"Yesterday, I called for President Musharraf to step down. Today, as a nation I am calling on the administration to stand firm for our ideals in the face of terrorism and in respect for the ideals Bhutto stood for. Anything less would send a dangerous signal to the world that terrorism alters our resolve."
No one seemed to struggle more responding to the Bhutto news than Huckabee. Last night, NBC/NJ's Adam Aigner-Treworgy reports, Huckabee attempted to link Pakistan and immigration. Said Huck, "But it also points out something that we should do domestically and that is we ought to have an immediate, very clear monitoring of our borders and particularly to make sure if there's any unusual activity of Pakistanis coming into the country. We just need to be very, very thorough in looking at every aspect of our own security internally because again, we live in a very, very dangerous time."

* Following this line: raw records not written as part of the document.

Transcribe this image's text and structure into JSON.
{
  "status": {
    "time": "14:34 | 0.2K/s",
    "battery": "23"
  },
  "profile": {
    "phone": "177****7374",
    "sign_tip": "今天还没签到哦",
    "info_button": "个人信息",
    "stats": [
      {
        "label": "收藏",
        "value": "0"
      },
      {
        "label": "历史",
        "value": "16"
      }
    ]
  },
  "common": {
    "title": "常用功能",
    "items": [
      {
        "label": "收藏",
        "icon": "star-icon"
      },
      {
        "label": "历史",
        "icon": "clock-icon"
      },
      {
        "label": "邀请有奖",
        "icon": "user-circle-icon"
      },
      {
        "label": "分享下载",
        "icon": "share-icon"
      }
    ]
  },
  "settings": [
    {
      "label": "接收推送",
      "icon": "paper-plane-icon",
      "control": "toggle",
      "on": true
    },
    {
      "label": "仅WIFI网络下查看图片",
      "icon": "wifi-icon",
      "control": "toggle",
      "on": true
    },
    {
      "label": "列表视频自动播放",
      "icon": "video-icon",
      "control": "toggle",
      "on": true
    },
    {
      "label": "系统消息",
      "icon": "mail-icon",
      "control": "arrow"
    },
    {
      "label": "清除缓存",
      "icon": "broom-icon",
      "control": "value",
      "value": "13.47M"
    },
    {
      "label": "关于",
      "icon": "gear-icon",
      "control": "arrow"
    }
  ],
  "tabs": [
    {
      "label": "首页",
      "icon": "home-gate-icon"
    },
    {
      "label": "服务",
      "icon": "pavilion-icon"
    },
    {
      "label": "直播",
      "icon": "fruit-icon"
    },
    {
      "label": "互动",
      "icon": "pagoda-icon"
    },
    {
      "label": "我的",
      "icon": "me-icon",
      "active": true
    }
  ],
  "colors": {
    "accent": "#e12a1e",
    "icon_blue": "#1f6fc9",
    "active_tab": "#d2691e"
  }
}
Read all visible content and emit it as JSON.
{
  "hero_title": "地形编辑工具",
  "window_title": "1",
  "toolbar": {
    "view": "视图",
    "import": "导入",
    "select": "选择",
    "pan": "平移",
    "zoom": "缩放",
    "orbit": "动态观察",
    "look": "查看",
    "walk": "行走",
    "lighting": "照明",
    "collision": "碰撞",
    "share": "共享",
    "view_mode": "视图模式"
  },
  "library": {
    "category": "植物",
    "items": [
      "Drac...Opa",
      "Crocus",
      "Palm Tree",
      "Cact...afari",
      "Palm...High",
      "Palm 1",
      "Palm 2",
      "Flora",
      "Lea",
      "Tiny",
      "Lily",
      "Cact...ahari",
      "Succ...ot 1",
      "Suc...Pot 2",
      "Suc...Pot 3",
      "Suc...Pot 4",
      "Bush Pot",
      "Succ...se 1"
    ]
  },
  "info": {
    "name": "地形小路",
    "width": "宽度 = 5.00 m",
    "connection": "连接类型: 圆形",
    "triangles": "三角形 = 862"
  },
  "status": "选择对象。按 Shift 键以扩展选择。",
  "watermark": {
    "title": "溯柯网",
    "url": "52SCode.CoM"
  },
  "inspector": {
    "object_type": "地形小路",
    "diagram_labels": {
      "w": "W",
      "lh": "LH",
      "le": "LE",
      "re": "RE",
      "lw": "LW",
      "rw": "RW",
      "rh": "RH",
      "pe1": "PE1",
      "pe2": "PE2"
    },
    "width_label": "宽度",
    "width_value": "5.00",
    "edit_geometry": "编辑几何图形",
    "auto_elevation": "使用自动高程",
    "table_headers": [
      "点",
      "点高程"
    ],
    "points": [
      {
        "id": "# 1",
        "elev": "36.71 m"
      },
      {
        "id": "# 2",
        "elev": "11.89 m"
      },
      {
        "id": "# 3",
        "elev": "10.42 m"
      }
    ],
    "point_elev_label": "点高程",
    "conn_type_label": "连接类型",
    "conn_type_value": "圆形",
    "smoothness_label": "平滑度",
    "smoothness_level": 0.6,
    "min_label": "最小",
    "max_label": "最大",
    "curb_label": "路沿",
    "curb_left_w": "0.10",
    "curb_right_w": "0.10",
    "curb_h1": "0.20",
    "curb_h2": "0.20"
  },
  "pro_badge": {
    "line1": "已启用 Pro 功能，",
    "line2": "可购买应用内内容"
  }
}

Dodd said Pakistan should postpone its elections. "You'd end up with a sham that lacks credibility," Dodd said. "That's the last thing you need right now." "The long-shot Democratic contender expressed frustration with the Bush administration's 'preoccupation with elections ... as if that guarantees democracy.'"